SUPPLIED DATA →
= = =
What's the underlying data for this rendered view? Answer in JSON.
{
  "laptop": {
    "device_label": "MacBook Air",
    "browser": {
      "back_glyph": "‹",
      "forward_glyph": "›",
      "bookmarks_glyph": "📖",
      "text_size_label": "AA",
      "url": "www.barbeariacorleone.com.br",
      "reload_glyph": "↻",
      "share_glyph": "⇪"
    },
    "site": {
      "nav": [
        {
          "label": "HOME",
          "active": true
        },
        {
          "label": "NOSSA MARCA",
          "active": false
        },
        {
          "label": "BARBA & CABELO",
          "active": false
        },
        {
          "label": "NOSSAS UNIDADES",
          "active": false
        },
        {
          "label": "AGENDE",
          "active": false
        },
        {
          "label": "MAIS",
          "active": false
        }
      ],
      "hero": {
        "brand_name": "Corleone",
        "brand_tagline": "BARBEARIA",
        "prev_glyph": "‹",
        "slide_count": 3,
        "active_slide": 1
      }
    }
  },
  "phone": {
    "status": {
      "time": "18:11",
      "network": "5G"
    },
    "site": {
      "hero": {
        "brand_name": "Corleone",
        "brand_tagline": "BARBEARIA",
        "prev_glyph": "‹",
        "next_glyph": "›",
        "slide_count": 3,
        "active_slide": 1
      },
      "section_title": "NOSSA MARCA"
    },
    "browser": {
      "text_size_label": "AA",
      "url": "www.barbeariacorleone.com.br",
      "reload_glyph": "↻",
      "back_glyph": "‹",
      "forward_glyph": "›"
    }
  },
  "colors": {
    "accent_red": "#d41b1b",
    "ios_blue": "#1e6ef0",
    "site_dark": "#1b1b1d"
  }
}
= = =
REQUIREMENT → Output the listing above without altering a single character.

COMPLETED EXERCISE →
What's the underlying data for this rendered view? Answer in JSON.
{
  "laptop": {
    "device_label": "MacBook Air",
    "browser": {
      "back_glyph": "‹",
      "forward_glyph": "›",
      "bookmarks_glyph": "📖",
      "text_size_label": "AA",
      "url": "www.barbeariacorleone.com.br",
      "reload_glyph": "↻",
      "share_glyph": "⇪"
    },
    "site": {
      "nav": [
        {
          "label": "HOME",
          "active": true
        },
        {
          "label": "NOSSA MARCA",
          "active": false
        },
        {
          "label": "BARBA & CABELO",
          "active": false
        },
        {
          "label": "NOSSAS UNIDADES",
          "active": false
        },
        {
          "label": "AGENDE",
          "active": false
        },
        {
          "label": "MAIS",
          "active": false
        }
      ],
      "hero": {
        "brand_name": "Corleone",
        "brand_tagline": "BARBEARIA",
        "prev_glyph": "‹",
        "slide_count": 3,
        "active_slide": 1
      }
    }
  },
  "phone": {
    "status": {
      "time": "18:11",
      "network": "5G"
    },
    "site": {
      "hero": {
        "brand_name": "Corleone",
        "brand_tagline": "BARBEARIA",
        "prev_glyph": "‹",
        "next_glyph": "›",
        "slide_count": 3,
        "active_slide": 1
      },
      "section_title": "NOSSA MARCA"
    },
    "browser": {
      "text_size_label": "AA",
      "url": "www.barbeariacorleone.com.br",
      "reload_glyph": "↻",
      "back_glyph": "‹",
      "forward_glyph": "›"
    }
  },
  "colors": {
    "accent_red": "#d41b1b",
    "ios_blue": "#1e6ef0",
    "site_dark": "#1b1b1d"
  }
}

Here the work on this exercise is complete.